▸ **Problem to solve**: Word for word, retype every line of the data.

Dataset rows describing interfaces
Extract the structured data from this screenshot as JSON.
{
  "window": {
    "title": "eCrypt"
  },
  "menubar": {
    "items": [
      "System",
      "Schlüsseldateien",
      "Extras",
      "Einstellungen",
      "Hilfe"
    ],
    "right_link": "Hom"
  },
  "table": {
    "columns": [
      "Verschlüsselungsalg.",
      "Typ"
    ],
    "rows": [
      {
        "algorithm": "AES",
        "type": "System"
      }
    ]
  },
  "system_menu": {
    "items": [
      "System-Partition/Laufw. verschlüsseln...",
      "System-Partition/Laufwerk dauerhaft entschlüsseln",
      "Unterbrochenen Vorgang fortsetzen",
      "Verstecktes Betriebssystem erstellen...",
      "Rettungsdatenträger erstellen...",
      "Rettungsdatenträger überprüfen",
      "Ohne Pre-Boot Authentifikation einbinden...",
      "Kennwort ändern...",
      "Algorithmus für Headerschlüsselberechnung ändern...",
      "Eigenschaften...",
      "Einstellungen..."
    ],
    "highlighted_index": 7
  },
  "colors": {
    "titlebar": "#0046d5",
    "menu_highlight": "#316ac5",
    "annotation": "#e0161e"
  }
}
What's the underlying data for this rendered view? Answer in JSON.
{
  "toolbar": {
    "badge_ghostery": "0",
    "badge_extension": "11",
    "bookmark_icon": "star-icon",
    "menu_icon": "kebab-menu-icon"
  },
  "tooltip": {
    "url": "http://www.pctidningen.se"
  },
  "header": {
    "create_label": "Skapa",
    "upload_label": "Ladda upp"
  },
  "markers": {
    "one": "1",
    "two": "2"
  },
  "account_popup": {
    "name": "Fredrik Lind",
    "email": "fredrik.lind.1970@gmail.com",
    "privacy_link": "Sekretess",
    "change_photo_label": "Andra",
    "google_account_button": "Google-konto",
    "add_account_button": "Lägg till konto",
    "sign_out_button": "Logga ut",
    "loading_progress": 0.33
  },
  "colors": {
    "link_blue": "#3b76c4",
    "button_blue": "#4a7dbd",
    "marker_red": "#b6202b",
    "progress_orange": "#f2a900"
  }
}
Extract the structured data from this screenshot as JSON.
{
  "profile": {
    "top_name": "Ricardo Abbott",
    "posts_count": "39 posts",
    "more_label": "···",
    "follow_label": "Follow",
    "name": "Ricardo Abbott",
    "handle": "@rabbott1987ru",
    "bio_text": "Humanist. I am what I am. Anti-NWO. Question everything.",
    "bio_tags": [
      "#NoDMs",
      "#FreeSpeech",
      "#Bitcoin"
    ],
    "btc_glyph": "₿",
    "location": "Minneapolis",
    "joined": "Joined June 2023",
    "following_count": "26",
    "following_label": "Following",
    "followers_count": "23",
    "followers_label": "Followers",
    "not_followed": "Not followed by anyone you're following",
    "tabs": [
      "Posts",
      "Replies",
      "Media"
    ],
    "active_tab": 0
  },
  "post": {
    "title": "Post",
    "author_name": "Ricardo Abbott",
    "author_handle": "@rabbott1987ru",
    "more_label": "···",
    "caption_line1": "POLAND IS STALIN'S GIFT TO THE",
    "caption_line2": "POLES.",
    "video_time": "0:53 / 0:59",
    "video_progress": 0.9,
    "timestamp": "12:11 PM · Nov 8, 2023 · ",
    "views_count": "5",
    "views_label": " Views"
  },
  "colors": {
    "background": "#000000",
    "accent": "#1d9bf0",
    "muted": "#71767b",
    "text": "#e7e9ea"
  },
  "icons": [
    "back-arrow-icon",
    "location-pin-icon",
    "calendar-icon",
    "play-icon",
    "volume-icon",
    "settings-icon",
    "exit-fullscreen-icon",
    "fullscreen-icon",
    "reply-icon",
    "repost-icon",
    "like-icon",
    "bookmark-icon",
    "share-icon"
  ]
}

▸ **Your solution**:
Extract the structured data from this screenshot as JSON.
{
  "window": {
    "title": "eCrypt"
  },
  "menubar": {
    "items": [
      "System",
      "Schlüsseldateien",
      "Extras",
      "Einstellungen",
      "Hilfe"
    ],
    "right_link": "Hom"
  },
  "table": {
    "columns": [
      "Verschlüsselungsalg.",
      "Typ"
    ],
    "rows": [
      {
        "algorithm": "AES",
        "type": "System"
      }
    ]
  },
  "system_menu": {
    "items": [
      "System-Partition/Laufw. verschlüsseln...",
      "System-Partition/Laufwerk dauerhaft entschlüsseln",
      "Unterbrochenen Vorgang fortsetzen",
      "Verstecktes Betriebssystem erstellen...",
      "Rettungsdatenträger erstellen...",
      "Rettungsdatenträger überprüfen",
      "Ohne Pre-Boot Authentifikation einbinden...",
      "Kennwort ändern...",
      "Algorithmus für Headerschlüsselberechnung ändern...",
      "Eigenschaften...",
      "Einstellungen..."
    ],
    "highlighted_index": 7
  },
  "colors": {
    "titlebar": "#0046d5",
    "menu_highlight": "#316ac5",
    "annotation": "#e0161e"
  }
}
What's the underlying data for this rendered view? Answer in JSON.
{
  "toolbar": {
    "badge_ghostery": "0",
    "badge_extension": "11",
    "bookmark_icon": "star-icon",
    "menu_icon": "kebab-menu-icon"
  },
  "tooltip": {
    "url": "http://www.pctidningen.se"
  },
  "header": {
    "create_label": "Skapa",
    "upload_label": "Ladda upp"
  },
  "markers": {
    "one": "1",
    "two": "2"
  },
  "account_popup": {
    "name": "Fredrik Lind",
    "email": "fredrik.lind.1970@gmail.com",
    "privacy_link": "Sekretess",
    "change_photo_label": "Andra",
    "google_account_button": "Google-konto",
    "add_account_button": "Lägg till konto",
    "sign_out_button": "Logga ut",
    "loading_progress": 0.33
  },
  "colors": {
    "link_blue": "#3b76c4",
    "button_blue": "#4a7dbd",
    "marker_red": "#b6202b",
    "progress_orange": "#f2a900"
  }
}
Extract the structured data from this screenshot as JSON.
{
  "profile": {
    "top_name": "Ricardo Abbott",
    "posts_count": "39 posts",
    "more_label": "···",
    "follow_label": "Follow",
    "name": "Ricardo Abbott",
    "handle": "@rabbott1987ru",
    "bio_text": "Humanist. I am what I am. Anti-NWO. Question everything.",
    "bio_tags": [
      "#NoDMs",
      "#FreeSpeech",
      "#Bitcoin"
    ],
    "btc_glyph": "₿",
    "location": "Minneapolis",
    "joined": "Joined June 2023",
    "following_count": "26",
    "following_label": "Following",
    "followers_count": "23",
    "followers_label": "Followers",
    "not_followed": "Not followed by anyone you're following",
    "tabs": [
      "Posts",
      "Replies",
      "Media"
    ],
    "active_tab": 0
  },
  "post": {
    "title": "Post",
    "author_name": "Ricardo Abbott",
    "author_handle": "@rabbott1987ru",
    "more_label": "···",
    "caption_line1": "POLAND IS STALIN'S GIFT TO THE",
    "caption_line2": "POLES.",
    "video_time": "0:53 / 0:59",
    "video_progress": 0.9,
    "timestamp": "12:11 PM · Nov 8, 2023 · ",
    "views_count": "5",
    "views_label": " Views"
  },
  "colors": {
    "background": "#000000",
    "accent": "#1d9bf0",
    "muted": "#71767b",
    "text": "#e7e9ea"
  },
  "icons": [
    "back-arrow-icon",
    "location-pin-icon",
    "calendar-icon",
    "play-icon",
    "volume-icon",
    "settings-icon",
    "exit-fullscreen-icon",
    "fullscreen-icon",
    "reply-icon",
    "repost-icon",
    "like-icon",
    "bookmark-icon",
    "share-icon"
  ]
}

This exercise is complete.